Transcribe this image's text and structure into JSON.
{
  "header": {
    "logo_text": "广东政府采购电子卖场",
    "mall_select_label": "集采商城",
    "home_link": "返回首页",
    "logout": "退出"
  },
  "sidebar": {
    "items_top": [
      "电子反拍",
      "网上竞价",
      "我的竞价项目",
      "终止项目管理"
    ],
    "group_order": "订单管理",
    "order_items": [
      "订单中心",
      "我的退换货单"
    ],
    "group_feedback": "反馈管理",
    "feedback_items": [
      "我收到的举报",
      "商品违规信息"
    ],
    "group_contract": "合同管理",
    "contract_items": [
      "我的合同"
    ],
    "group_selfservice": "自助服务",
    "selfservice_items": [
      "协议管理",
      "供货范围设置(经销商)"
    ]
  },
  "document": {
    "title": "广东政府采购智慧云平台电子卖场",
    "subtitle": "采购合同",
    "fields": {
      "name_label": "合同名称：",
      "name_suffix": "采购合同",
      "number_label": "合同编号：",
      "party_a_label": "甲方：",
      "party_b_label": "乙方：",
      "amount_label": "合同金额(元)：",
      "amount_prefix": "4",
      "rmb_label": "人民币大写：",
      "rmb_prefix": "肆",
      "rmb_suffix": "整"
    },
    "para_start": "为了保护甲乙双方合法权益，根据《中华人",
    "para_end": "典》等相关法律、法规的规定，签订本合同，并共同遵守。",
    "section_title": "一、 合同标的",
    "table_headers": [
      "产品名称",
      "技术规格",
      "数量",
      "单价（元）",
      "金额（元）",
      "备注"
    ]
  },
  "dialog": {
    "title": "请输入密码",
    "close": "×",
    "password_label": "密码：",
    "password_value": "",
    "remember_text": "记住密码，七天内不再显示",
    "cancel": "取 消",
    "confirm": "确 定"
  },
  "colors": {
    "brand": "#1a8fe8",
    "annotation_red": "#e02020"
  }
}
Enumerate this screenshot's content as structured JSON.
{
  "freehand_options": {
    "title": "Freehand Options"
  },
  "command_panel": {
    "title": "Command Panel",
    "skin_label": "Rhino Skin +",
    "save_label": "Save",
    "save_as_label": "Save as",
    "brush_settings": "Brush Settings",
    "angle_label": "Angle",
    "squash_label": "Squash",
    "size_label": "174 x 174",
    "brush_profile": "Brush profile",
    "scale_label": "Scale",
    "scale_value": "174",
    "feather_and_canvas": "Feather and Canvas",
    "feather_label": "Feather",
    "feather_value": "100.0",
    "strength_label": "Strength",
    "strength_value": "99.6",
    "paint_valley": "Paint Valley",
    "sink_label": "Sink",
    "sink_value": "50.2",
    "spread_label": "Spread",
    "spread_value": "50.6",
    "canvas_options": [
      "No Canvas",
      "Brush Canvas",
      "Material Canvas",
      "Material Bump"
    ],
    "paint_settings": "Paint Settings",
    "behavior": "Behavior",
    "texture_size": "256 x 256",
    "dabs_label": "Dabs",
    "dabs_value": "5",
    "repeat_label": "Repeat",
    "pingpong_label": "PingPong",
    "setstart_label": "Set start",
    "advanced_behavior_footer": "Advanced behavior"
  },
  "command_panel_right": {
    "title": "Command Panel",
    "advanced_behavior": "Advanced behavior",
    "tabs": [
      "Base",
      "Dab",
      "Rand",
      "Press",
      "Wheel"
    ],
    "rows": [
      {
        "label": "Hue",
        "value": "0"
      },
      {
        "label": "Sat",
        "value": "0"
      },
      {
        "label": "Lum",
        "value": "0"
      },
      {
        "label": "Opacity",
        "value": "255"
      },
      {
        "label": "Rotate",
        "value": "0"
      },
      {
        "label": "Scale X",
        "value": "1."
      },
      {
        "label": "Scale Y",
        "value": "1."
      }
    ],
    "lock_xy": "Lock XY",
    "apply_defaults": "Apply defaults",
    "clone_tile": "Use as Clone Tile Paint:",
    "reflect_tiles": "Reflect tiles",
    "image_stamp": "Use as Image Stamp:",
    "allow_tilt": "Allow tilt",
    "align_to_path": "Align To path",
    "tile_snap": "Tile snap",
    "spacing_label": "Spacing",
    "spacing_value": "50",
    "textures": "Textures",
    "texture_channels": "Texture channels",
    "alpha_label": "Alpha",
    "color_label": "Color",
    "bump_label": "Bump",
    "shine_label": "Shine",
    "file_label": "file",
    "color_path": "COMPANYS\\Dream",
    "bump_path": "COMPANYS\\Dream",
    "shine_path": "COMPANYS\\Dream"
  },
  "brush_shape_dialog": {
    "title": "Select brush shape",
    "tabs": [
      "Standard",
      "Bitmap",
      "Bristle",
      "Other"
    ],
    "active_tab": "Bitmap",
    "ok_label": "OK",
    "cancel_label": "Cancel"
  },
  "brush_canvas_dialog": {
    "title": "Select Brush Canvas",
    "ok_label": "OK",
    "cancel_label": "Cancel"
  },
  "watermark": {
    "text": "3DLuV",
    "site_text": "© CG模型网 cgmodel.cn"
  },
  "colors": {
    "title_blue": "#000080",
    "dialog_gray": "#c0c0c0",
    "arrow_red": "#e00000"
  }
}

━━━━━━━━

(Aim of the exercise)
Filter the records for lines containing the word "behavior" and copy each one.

(Finished task)
    "behavior": "Behavior",
    "advanced_behavior_footer": "Advanced behavior"
    "advanced_behavior": "Advanced behavior",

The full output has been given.